As AI enters the '80s, it recognizes the active participation an AI by interested organizations and individuals in Eastern Europe, China, the Soviet Union, Vietnam, and Cuba is long overdue.
"There is a danger than unless AI makes a conscious effort to avoid it, the support for AI will come in some countries only from movements sometimes called 'dissident,'" Mr. Ennals observes. Unless the distinction can be made that AI members are not responsible for AI activity in their own country, many in the government framework who would willingly work toward AI objectives may stay away.
The organization has remained very much rooted in the wealthy countries of the North, with small tentacles slowly reaching the South. Although it was a point of principle from the beginning to have sections in Asia, Latin America, and Africa, differences in culture, finance, and attitude toward nongovernmental organizations "have not always been appreciated in practical terms," Mr. Ennals says.
"In Latin America, there are sections of AI in Mexico, Peru, Venezuela, Ecuador, and Costa Rica," he says. "Yet much remains to be achieved in seeking and finding the type of activities to help prisoners which can best be carried out from these areas."
AI's own summary for the challenge of the coming years:
* Improve at all levels the gathering and using of information about prisoners whose cases come under AI mandate.
* Find the ways whereby AI members, associates, and supporters, regardless of economic resources, can work on behalf of those prisoners.
* Find ways to convince those governments and peoples that human rights are universal and that their protection demands a universally shared responsibility.
* Find ways to raise the level of awareness of human rights to the point that knowledge is positive and mobile among agencies and peoples.
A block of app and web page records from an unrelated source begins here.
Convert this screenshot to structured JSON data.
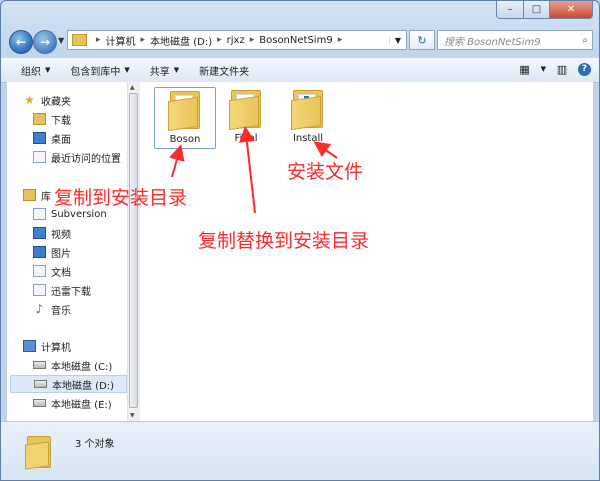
{
  "window": {
    "caption": {
      "minimize_glyph": "–",
      "maximize_glyph": "□",
      "close_glyph": "✕"
    }
  },
  "nav": {
    "back_glyph": "←",
    "forward_glyph": "→",
    "dropdown_glyph": "▼"
  },
  "address": {
    "separator": "▸",
    "segments": [
      "计算机",
      "本地磁盘 (D:)",
      "rjxz",
      "BosonNetSim9"
    ],
    "dropdown_glyph": "▼",
    "refresh_glyph": "↻"
  },
  "search": {
    "placeholder": "搜索 BosonNetSim9",
    "icon_glyph": "⌕"
  },
  "toolbar": {
    "arrow": "▼",
    "organize": "组织",
    "include_library": "包含到库中",
    "share": "共享",
    "new_folder": "新建文件夹",
    "view_icon": "▦",
    "pane_icon": "▥",
    "help_glyph": "?"
  },
  "sidebar": {
    "favorites": "收藏夹",
    "downloads": "下载",
    "desktop": "桌面",
    "recent": "最近访问的位置",
    "libraries": "库",
    "subversion": "Subversion",
    "videos": "视频",
    "pictures": "图片",
    "documents": "文档",
    "thunder": "迅雷下载",
    "music": "音乐",
    "computer": "计算机",
    "drive_c": "本地磁盘 (C:)",
    "drive_d": "本地磁盘 (D:)",
    "drive_e": "本地磁盘 (E:)",
    "star_glyph": "★",
    "music_glyph": "♪",
    "collapse_glyph": "◢"
  },
  "files": [
    {
      "name": "Boson"
    },
    {
      "name": "Final"
    },
    {
      "name": "Install"
    }
  ],
  "annotations": {
    "copy_to_install": "复制到安装目录",
    "copy_replace": "复制替换到安装目录",
    "install_file": "安装文件",
    "color": "#ff2a2a"
  },
  "status": {
    "count_text": "3 个对象"
  }
}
"There is and always has been debate that AI is only a bandaid, that the real issues are economic oppression or US- Soviet imperialism, and that we should be condemning those issues and not just supporting individual cases," Mr. Rubenstein says. But I think what makes AI unique is that we focus on the individual and don't pretend to make political judgments. If people want to know what we think of a government or a political system, they should just read our literature. Governments that imprison prople for circulating literature or following prayer meetings deserve condemnation."